organizations produced student loans in order to increase school registration and spread gain access to.
to education. But the ballooning costs of university and.
professional training, plus the increased complexity of loan efforts indicates that more trainees.
are defaulting on loans, leaving, and leaving school in financial obligation. An option that was initially suggested to.
make education more affordable and accessible has created an environment where exactly the.
opposite is real for numerous aiming to get greater degrees. However turning students into clients has also.
produced predicted push back from frustrated debtors.Take for example the Occupy Student Debt Campaign,.
which was released in 2011 as a student financial obligation abolition motion. And it'' s based upon 4 fundamental principles: 1. Free public education, through federal protection.

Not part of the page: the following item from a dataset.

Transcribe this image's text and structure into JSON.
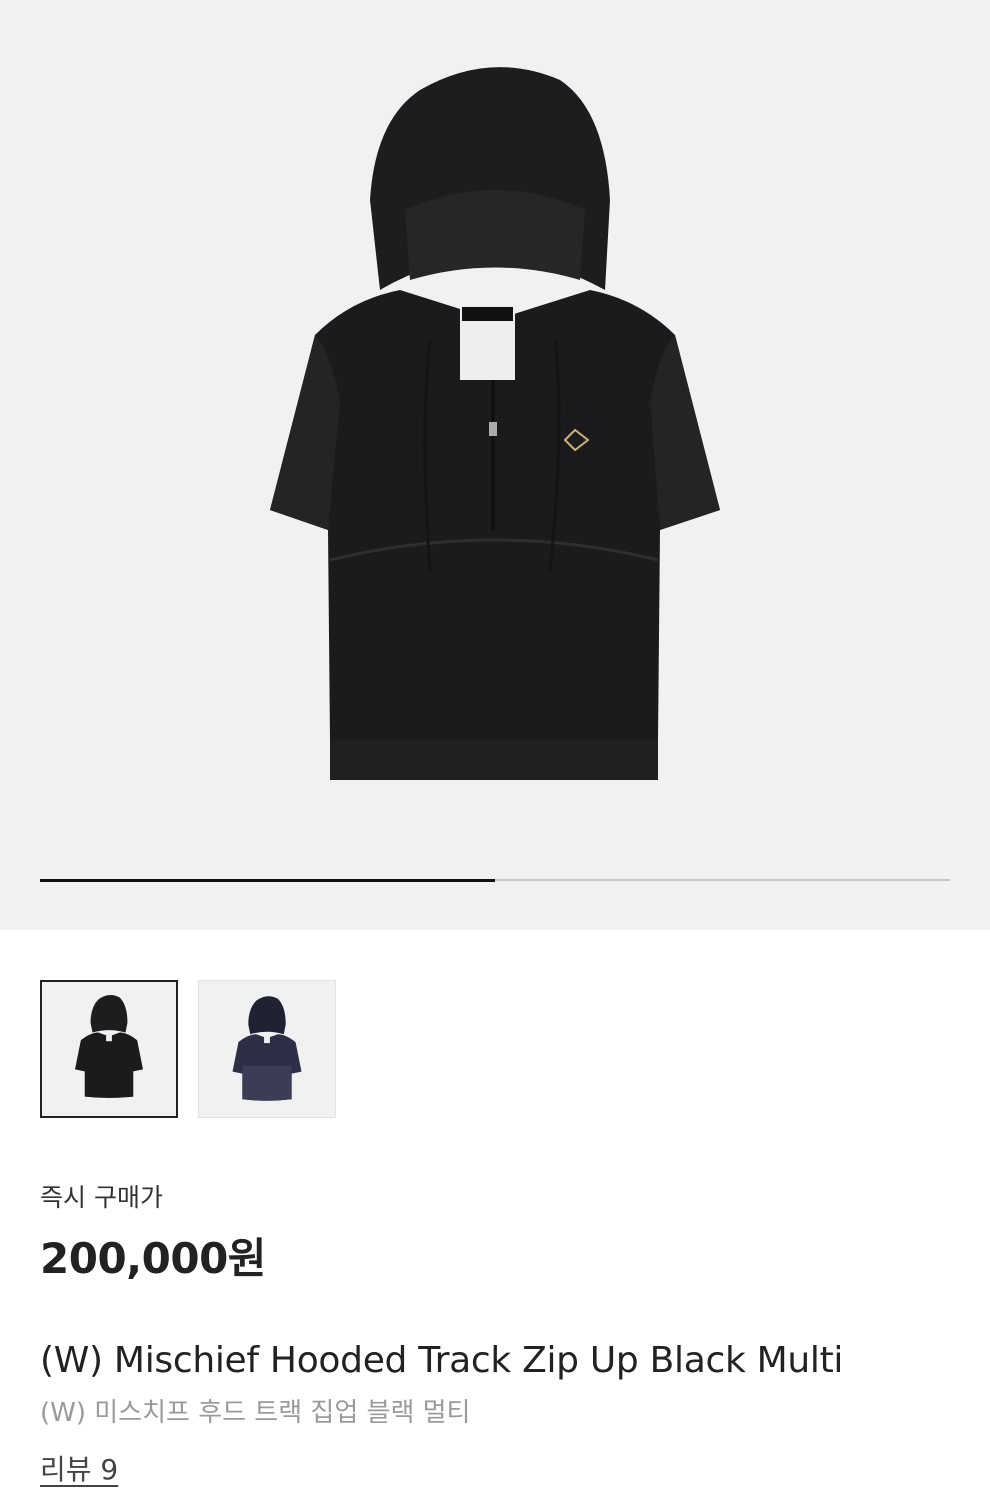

of tuition fees. 2. Zero-interest trainee loans, so that nobody.
can make money from debt. 3. Financial openness at all universities, public.
along with private, 4. The elimination of existing trainee debt, through.
a single act of relief. As discovered on YouTube – Creative Commons License.
The response is two-fold: the US federal government.
Trainees could then borrow this money as a.
loan to cover costs. In 1965, the Higher Education Act included scholarships.
United States were increasing at a much greater speed than inflation of other items. Zero-interest student loans, so that no one.